The Curiosity rover was finally able to remove its dust cover so it could produce the best quality image we've seen so far of the landscape on Mars.
RELATED: Better Curiosity Rover BFF: Nancy Sinatra or Britney Spears?
Now, don't get too excited. There isn't any water here, or aliens. Unfortunately. Maybe some day. It's still early in the mission. (Hi, aliens!) But because the weather finally calmed down and the dust settled (literally), Curiosity was able to remove its protective lens to produce this photo:
The reclosable dust cover on Curiosity's Mars Hand Lens Imager (MAHLI) was opened for the first time during the 33rd Martian day, or sol, of the rover's mission on Mars (Sept. 8, 2012), enabling MAHLI to take this image.
The level of detail apparent in the image shows that haziness in earlier MAHLI images since landing was due to dust that had settled on the dust cover during the landing.
Look at all those rocks in high-res, man.
RELATED: Meet Curiosity, NASA's New $2.5 Billion Mars Rover

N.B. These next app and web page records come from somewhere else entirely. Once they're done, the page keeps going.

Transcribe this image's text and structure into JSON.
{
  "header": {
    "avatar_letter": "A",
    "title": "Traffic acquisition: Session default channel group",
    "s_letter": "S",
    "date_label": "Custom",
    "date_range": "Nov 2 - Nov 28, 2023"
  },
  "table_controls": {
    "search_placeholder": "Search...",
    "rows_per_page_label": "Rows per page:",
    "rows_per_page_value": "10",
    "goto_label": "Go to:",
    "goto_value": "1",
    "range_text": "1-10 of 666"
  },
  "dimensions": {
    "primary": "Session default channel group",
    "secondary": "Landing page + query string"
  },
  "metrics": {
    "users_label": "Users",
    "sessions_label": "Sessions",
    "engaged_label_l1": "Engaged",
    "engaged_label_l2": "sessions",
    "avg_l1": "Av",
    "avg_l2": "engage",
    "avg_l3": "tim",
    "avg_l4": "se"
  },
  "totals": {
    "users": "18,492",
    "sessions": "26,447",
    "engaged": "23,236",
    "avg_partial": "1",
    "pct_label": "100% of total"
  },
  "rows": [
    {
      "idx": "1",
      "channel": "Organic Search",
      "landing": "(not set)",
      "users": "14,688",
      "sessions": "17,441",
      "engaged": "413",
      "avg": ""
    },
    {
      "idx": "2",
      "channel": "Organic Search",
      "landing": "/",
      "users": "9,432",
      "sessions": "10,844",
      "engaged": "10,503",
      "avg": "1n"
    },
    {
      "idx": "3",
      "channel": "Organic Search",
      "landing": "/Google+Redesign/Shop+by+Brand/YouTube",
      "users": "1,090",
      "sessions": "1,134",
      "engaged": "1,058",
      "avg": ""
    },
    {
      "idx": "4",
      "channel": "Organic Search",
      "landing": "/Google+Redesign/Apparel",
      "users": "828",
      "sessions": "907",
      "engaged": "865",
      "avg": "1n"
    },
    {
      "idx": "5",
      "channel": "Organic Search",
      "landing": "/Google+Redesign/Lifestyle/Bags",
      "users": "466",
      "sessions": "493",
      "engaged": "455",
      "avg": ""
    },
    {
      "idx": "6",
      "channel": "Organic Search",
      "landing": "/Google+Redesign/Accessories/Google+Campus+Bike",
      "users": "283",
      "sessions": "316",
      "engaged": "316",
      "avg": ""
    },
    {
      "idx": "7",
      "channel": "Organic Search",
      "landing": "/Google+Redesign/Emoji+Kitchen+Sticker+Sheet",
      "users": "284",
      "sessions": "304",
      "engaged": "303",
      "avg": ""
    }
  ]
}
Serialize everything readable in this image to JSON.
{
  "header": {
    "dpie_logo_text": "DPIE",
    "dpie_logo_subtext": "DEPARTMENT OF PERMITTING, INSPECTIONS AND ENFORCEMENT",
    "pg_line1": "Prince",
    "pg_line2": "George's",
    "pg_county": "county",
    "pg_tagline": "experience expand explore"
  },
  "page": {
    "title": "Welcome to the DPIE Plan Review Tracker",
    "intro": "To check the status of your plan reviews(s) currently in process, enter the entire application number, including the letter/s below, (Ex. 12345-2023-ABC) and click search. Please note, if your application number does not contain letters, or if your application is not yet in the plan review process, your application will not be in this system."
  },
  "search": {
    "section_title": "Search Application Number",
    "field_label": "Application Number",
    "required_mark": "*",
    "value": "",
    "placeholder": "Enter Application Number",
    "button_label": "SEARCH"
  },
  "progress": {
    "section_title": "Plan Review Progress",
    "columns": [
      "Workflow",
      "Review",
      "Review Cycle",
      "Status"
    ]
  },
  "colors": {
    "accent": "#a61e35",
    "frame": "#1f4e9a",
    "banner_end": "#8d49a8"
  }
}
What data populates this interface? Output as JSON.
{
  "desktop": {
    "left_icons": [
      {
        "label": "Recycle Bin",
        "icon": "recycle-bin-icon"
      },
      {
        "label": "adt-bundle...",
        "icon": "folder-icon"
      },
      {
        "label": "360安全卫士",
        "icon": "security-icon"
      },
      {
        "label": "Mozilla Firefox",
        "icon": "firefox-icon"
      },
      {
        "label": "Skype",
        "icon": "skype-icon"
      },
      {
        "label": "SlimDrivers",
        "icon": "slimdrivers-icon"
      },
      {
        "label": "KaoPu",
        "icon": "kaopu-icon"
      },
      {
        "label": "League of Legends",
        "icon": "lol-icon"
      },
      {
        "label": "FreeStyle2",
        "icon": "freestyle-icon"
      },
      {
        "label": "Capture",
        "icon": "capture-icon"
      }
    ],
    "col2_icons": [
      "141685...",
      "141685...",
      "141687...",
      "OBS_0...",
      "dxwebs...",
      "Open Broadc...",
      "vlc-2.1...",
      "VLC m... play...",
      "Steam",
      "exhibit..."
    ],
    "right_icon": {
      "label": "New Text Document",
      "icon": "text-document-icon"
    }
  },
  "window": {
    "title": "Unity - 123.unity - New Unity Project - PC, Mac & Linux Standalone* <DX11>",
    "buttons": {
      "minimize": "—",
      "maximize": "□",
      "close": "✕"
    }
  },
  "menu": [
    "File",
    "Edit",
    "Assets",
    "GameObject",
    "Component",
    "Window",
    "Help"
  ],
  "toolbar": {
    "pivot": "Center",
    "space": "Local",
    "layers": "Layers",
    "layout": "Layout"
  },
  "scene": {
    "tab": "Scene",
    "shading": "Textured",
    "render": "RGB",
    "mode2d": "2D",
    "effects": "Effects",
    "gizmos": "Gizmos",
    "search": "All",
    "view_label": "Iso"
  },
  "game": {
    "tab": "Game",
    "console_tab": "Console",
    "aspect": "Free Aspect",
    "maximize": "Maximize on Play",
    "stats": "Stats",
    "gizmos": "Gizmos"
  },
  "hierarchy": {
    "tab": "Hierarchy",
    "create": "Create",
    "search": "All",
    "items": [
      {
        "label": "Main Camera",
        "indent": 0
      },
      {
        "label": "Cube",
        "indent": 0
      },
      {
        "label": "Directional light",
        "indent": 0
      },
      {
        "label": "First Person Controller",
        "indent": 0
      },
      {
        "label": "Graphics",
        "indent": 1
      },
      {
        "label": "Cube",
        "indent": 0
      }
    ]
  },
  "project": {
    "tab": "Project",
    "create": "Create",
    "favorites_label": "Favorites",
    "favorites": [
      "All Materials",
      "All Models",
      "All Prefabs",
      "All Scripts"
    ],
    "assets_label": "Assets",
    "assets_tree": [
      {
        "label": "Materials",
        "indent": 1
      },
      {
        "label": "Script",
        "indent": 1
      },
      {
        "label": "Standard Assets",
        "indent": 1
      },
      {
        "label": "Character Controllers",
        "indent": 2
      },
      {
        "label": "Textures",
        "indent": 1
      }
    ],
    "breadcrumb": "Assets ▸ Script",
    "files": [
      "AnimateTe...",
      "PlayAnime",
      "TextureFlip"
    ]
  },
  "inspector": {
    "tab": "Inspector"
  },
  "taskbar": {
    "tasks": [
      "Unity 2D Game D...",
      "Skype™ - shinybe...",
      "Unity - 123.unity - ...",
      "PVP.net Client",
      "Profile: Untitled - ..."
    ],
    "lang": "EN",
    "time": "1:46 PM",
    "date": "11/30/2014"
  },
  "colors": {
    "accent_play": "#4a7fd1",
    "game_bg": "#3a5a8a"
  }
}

Elsewhere, the Curiosity drivers just got profiled for the New York Times. They live mostly normal lives. Apparently being an office astronaut isn't as cool as you think. "Last night I drove on Mars, today I mowed the lawn — it’s completely surreal," one driver told the Times. Some of them are more humble than others. "I don’t think there’s anything all that interesting about me," said Bobak Ferdowsi, aka Mohawk Guy, easily the most famous of the crew. Some of them can be jerks at dinner parties, though. "What do you do? Oh, you’re an investment banker? Isn’t that special, I drive on Mars," said another team member, referring to how he behaves socially. Listen, the Mars project is really cool, and you guys are doing great stuff, but no one likes a jerk. Stop that. You don't need to throw it in our faces that we all didn't grow up to work at NASA like Mr. Spaceman over here. Also, they totally got Curiosity to sniff raw, martian air. No word yet on what kind of chemical imbalance it caused.